[Material for this task — start]

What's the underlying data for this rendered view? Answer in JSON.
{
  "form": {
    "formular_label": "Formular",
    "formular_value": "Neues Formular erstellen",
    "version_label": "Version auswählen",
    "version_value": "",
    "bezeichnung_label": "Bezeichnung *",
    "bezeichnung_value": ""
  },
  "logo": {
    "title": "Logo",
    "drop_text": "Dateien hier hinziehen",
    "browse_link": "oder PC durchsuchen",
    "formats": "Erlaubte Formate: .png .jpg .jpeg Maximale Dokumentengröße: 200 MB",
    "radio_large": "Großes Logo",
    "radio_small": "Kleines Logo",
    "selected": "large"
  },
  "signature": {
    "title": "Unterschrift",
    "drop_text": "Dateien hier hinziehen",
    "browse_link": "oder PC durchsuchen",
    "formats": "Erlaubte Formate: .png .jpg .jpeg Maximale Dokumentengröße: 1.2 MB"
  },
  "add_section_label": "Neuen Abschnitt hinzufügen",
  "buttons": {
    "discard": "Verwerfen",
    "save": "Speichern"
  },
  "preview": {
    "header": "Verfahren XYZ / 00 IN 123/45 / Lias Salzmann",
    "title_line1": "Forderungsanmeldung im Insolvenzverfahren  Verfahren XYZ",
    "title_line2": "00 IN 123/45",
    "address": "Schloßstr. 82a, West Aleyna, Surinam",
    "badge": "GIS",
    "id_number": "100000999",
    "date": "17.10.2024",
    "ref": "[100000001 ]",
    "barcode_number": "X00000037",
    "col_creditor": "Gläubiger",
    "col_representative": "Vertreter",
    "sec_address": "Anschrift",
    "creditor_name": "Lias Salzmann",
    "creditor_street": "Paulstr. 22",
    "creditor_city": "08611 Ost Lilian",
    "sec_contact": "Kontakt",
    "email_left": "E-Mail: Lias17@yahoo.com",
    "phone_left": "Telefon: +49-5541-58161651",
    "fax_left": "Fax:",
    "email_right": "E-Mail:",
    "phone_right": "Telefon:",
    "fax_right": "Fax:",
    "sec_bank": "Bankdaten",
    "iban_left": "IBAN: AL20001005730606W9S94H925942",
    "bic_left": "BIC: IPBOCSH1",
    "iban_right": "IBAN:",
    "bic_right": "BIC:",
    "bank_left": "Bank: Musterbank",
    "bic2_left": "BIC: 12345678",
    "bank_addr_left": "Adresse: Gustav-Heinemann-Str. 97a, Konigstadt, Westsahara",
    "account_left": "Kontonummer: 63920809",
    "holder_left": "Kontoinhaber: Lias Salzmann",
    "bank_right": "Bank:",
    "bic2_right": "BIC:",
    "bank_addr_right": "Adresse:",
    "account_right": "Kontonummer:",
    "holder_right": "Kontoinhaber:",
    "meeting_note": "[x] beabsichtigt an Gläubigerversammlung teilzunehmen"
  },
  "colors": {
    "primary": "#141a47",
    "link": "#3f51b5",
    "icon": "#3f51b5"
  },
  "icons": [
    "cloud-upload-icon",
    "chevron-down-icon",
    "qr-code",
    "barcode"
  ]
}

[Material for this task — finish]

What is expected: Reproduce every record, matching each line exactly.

Solution to this problem:
What's the underlying data for this rendered view? Answer in JSON.
{
  "form": {
    "formular_label": "Formular",
    "formular_value": "Neues Formular erstellen",
    "version_label": "Version auswählen",
    "version_value": "",
    "bezeichnung_label": "Bezeichnung *",
    "bezeichnung_value": ""
  },
  "logo": {
    "title": "Logo",
    "drop_text": "Dateien hier hinziehen",
    "browse_link": "oder PC durchsuchen",
    "formats": "Erlaubte Formate: .png .jpg .jpeg Maximale Dokumentengröße: 200 MB",
    "radio_large": "Großes Logo",
    "radio_small": "Kleines Logo",
    "selected": "large"
  },
  "signature": {
    "title": "Unterschrift",
    "drop_text": "Dateien hier hinziehen",
    "browse_link": "oder PC durchsuchen",
    "formats": "Erlaubte Formate: .png .jpg .jpeg Maximale Dokumentengröße: 1.2 MB"
  },
  "add_section_label": "Neuen Abschnitt hinzufügen",
  "buttons": {
    "discard": "Verwerfen",
    "save": "Speichern"
  },
  "preview": {
    "header": "Verfahren XYZ / 00 IN 123/45 / Lias Salzmann",
    "title_line1": "Forderungsanmeldung im Insolvenzverfahren  Verfahren XYZ",
    "title_line2": "00 IN 123/45",
    "address": "Schloßstr. 82a, West Aleyna, Surinam",
    "badge": "GIS",
    "id_number": "100000999",
    "date": "17.10.2024",
    "ref": "[100000001 ]",
    "barcode_number": "X00000037",
    "col_creditor": "Gläubiger",
    "col_representative": "Vertreter",
    "sec_address": "Anschrift",
    "creditor_name": "Lias Salzmann",
    "creditor_street": "Paulstr. 22",
    "creditor_city": "08611 Ost Lilian",
    "sec_contact": "Kontakt",
    "email_left": "E-Mail: Lias17@yahoo.com",
    "phone_left": "Telefon: +49-5541-58161651",
    "fax_left": "Fax:",
    "email_right": "E-Mail:",
    "phone_right": "Telefon:",
    "fax_right": "Fax:",
    "sec_bank": "Bankdaten",
    "iban_left": "IBAN: AL20001005730606W9S94H925942",
    "bic_left": "BIC: IPBOCSH1",
    "iban_right": "IBAN:",
    "bic_right": "BIC:",
    "bank_left": "Bank: Musterbank",
    "bic2_left": "BIC: 12345678",
    "bank_addr_left": "Adresse: Gustav-Heinemann-Str. 97a, Konigstadt, Westsahara",
    "account_left": "Kontonummer: 63920809",
    "holder_left": "Kontoinhaber: Lias Salzmann",
    "bank_right": "Bank:",
    "bic2_right": "BIC:",
    "bank_addr_right": "Adresse:",
    "account_right": "Kontonummer:",
    "holder_right": "Kontoinhaber:",
    "meeting_note": "[x] beabsichtigt an Gläubigerversammlung teilzunehmen"
  },
  "colors": {
    "primary": "#141a47",
    "link": "#3f51b5",
    "icon": "#3f51b5"
  },
  "icons": [
    "cloud-upload-icon",
    "chevron-down-icon",
    "qr-code",
    "barcode"
  ]
}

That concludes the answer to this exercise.